Martinsyde Motorcycles

Today in Motorcycle History

Martinsyde Models for 1920/1921

Martinsyde 1920

Triangulation enters largely into the design of the Martinsyde rear wheel stand.
Overhead exhaust valves on the Martinsyde permit this ingenious detachable valve guide to be used.

Martinsyde 1920

As a solo mount, the new 3½ h.p. Martinsyde is an attractive proposition. The overhead exhaust valve and the main features of the large model are retained.

Olympia Show 1920

Martinsyde. (Stand 141 a.)

  • 6 h.p.; 70x88 mm. (680 c.c.); V twin four-stroke; overhead exhaust valves; drip-feed lubrication; Amac carburetter; M-L chain-driven magneto; three-speed A.J.S. pattern gear; enclosed chain drive; Dunlop 650x65 mm. tyres. Price with sidecar £175.

Martinsyde, Ltd., Mayberry Hill, Woking.

Two sidecar taxis and a light delivery outfit (with an interchangeable "pleasure" body, by the way) will not obscure the public eye to the excellent value offered on this stand in both the standard and de luxe sidecar outfits. Of equal interest is the fact that a maximum price has been fixed for the ensuing year. Now celebrating its first birthday, the 6 h.p. Martinsyde has, as was expected, made a distinct hit. Slight modifications ensuring a smoother passage for the gas have been carried out around the over-head exhaust pockets, and improved cooling has been arranged. The inlet valves remain of the more usual "side-by-side" type, but aeroplane engine influence is discernible in the split ring method of holding the gudgeon pin. By slightly increasing the diameter and width of the rear band brake drum, the retarding effect has been considerably increased. Totally enclosed chain drive takes the power from a gear box of A.J.S. pattern to the rear wheel. Equal to anything at the Show in the completeness (Lucas Magdyno, interchangeable wheels, etc.) of its equipment, if not in price, the de luxe model should appeal to the most fastidious.

  • 3½ h.p.; 60x88 mm. (497 c.c; V twin four-stroke; overhead exhaust valves; drip feed lubrication; Amac carburetter; M-L chain-driven magneto; three-speed A.J.S. pattern gear; chain drive; Dunlop 26 x2½ in. tyres. Price £135.
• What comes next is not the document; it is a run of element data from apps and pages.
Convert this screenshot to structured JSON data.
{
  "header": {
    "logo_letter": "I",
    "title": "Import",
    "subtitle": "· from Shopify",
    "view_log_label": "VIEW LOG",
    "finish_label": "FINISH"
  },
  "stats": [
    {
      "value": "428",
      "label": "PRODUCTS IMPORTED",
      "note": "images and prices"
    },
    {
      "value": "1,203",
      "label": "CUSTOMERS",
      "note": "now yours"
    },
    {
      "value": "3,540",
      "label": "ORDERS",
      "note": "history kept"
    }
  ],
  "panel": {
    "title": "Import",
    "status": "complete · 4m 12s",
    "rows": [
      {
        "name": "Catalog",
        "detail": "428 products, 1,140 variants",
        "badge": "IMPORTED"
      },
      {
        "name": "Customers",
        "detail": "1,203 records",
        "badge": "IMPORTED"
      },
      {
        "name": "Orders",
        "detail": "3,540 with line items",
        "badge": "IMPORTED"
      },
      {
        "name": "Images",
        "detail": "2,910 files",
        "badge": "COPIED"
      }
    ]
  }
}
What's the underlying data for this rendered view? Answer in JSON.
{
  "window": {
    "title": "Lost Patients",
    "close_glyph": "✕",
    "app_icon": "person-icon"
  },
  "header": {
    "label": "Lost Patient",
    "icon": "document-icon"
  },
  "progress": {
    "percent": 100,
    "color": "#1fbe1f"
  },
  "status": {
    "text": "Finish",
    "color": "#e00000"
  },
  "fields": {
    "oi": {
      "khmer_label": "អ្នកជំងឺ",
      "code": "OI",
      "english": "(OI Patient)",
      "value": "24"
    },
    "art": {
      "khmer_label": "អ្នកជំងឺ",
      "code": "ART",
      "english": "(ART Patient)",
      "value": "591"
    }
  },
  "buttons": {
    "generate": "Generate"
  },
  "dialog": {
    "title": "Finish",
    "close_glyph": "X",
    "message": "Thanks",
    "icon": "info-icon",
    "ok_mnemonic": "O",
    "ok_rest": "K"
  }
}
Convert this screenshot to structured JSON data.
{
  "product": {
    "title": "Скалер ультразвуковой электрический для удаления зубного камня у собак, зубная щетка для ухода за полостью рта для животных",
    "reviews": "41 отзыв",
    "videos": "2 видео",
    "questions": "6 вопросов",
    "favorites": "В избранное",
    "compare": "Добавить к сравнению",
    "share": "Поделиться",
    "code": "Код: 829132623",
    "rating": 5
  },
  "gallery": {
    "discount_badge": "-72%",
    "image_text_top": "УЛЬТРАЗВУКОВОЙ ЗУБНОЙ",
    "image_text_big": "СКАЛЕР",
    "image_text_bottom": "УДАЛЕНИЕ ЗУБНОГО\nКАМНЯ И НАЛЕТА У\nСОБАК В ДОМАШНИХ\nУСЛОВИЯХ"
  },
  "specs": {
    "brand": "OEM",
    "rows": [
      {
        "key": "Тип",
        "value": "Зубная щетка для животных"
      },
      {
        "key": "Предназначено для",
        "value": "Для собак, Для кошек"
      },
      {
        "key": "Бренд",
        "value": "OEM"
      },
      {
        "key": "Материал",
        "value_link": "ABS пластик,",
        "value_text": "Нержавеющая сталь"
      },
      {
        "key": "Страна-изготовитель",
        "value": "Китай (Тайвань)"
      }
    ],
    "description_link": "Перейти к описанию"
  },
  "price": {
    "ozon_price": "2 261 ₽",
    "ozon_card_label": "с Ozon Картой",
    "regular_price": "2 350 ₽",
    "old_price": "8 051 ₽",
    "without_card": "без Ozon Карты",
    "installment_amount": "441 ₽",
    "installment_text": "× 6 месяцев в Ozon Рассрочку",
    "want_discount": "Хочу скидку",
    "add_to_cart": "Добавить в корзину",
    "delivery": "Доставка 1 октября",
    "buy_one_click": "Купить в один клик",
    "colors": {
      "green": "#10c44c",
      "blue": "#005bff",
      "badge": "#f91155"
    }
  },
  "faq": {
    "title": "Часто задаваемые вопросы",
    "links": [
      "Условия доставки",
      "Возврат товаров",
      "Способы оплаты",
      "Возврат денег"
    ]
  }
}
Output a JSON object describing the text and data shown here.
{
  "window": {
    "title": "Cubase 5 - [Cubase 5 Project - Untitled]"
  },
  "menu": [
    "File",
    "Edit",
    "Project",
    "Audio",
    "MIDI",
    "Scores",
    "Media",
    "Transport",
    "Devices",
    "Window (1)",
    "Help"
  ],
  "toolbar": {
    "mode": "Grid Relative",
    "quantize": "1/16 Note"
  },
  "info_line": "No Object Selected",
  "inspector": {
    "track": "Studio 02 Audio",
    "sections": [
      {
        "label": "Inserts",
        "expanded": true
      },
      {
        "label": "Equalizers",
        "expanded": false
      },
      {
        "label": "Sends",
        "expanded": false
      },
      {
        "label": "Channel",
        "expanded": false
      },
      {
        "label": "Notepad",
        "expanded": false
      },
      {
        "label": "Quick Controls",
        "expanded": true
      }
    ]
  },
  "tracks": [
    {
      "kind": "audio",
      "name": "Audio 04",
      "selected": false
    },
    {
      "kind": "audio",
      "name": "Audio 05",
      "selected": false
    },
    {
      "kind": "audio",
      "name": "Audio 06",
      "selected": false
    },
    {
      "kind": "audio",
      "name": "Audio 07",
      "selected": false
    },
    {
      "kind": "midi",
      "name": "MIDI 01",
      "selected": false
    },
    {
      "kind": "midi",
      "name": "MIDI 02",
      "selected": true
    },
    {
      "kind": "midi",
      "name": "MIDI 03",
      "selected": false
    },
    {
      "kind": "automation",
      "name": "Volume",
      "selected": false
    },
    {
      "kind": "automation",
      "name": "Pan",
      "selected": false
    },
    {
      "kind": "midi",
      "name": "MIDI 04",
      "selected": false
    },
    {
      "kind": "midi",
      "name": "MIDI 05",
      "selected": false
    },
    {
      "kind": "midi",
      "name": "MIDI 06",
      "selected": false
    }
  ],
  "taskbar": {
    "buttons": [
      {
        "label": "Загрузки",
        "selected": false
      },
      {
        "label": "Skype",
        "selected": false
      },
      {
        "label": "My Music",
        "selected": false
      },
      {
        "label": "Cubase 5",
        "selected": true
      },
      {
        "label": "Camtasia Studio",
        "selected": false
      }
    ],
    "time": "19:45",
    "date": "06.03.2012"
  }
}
Making its début at this Show, the 3½ h.p. solo mount has evidently been built with one eye on efficiency and the other on speed. Much of the engine is common to the larger model, and in appearance and design it is identical. A gear box of the same type is used, although the frame, of course, is lighter and shorter. Worthy of special attention, both here and on the "six," is a quickly detachable aluminium cover completely enclosing the magneto. Careful provision has been made to ensure that both cylinders receive an equal share of attention from the oil tank.

Olympia Show, 1920

The Motor Cycle, December 2nd, 1920. Page 701